I turned to look back at the house and could see the reflection of the lingering bits of orange cream sun pastel and milky in the windows, warming the view. My ram stood silhouetted in the distance, watching with quiet. I stood awash in a gratitude resounding in my body. There in the strawberry patch lied no need for fear. “Everything you need to eat will come from this soil. Sow seeds each day, and you will be okay.”
I have not mowed any part of the land since I have moved in, and in doing so I have found many surprises that would have been dormant, unknown, and destroyed had I taken the shears to all that grows in the name of “keeping a nice lawn.” Last week revealed lamb’s ears and salvia. Today revealed many tiny maples, the beginning sprigs of a rose bush, and an entire peony eager with buds! With glee ridden bones I smiled and hollered a pleasant “AWWW!” aloud. The raspberries and blackberries are getting bushy bottom leaves. The apple and cherry blossoms are long spent and now preparing their fruits. And since many of the trees are fully leafed the air lends itself to a percussive sound that was absent in the hanging winter silence. The breeze hushes a new tune between the trees, soft harping among the leaves. I rise with dirty paws, bulbs in tow, and watch the beauty spread through the pasture with a praise that never tires my eyes with old. I could watch the silver backed leaves chime the live long day and never cease of its unexpected silver, nor would the sheen that rivers in the wind ever reside predictable.
Sunny was also sheared for the first time over this past week. He was so round appearing to have no neck. As I clipped his jacket off he appeared youthful and relieved to be unburdened by a year of wool. The wool closest to his body was a deep, silken black, saturated with a musky lanolin that I would put my nose to over and over again. I massaged the lanolin into my skin and repeatedly brought my hands to my face, breathing in. The large masses of wool clipped were placed into a bag and the smaller pieces attempting tumbles and release in the grass were tucked into the top of my summer dress for collection. My chest was coated in lanolin, grit, and bits of wool sticking to my sweat and oiled skin. It was a day that warranted a good shower at the end but I refused simply so I could go to bed smelling myself and rolling over catching scents of lanolin and sweat in the night.

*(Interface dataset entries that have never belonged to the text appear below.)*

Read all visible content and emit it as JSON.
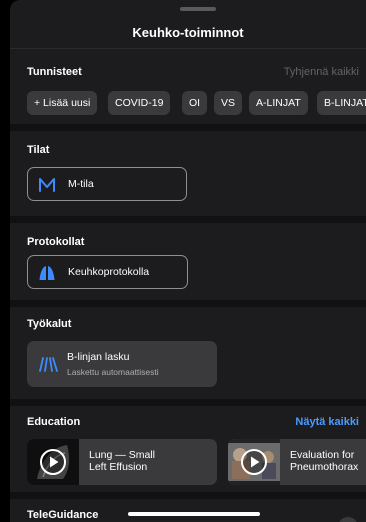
{
  "header": {
    "title": "Keuhko-toiminnot"
  },
  "tags": {
    "title": "Tunnisteet",
    "clear_label": "Tyhjennä kaikki",
    "chips": [
      "+ Lisää uusi",
      "COVID-19",
      "OI",
      "VS",
      "A-LINJAT",
      "B-LINJAT"
    ]
  },
  "modes": {
    "title": "Tilat",
    "button_label": "M-tila",
    "icon": "m-mode-icon"
  },
  "protocols": {
    "title": "Protokollat",
    "button_label": "Keuhkoprotokolla",
    "icon": "lungs-icon"
  },
  "tools": {
    "title": "Työkalut",
    "card_title": "B-linjan lasku",
    "card_subtitle": "Laskettu automaattisesti",
    "icon": "b-lines-icon"
  },
  "education": {
    "title": "Education",
    "see_all_label": "Näytä kaikki",
    "cards": [
      {
        "line1": "Lung — Small",
        "line2": "Left Effusion"
      },
      {
        "line1": "Evaluation for",
        "line2": "Pneumothorax"
      }
    ]
  },
  "teleguidance": {
    "title": "TeleGuidance"
  },
  "colors": {
    "accent": "#3d8bfd",
    "link": "#4a9cff",
    "disabled": "#636366",
    "sheet_bg": "#1c1c1e",
    "chip_bg": "#3a3a3c"
  }
}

And so here I am, writing in the wavering depths of the unknown, with a sometimes alarming sense of peace. There is fear, oh there is fear. But fear has no space allowing its rule of me. I am feeling the love and support of my friends, family, and new community members I am meeting through the farmers’ market and feeling there is no option other than for good things to come on this farm. There will be trial and error, there will be failures and successes, good weather and the poorest. There will be everything, because that is living.
And to be living is so, so good.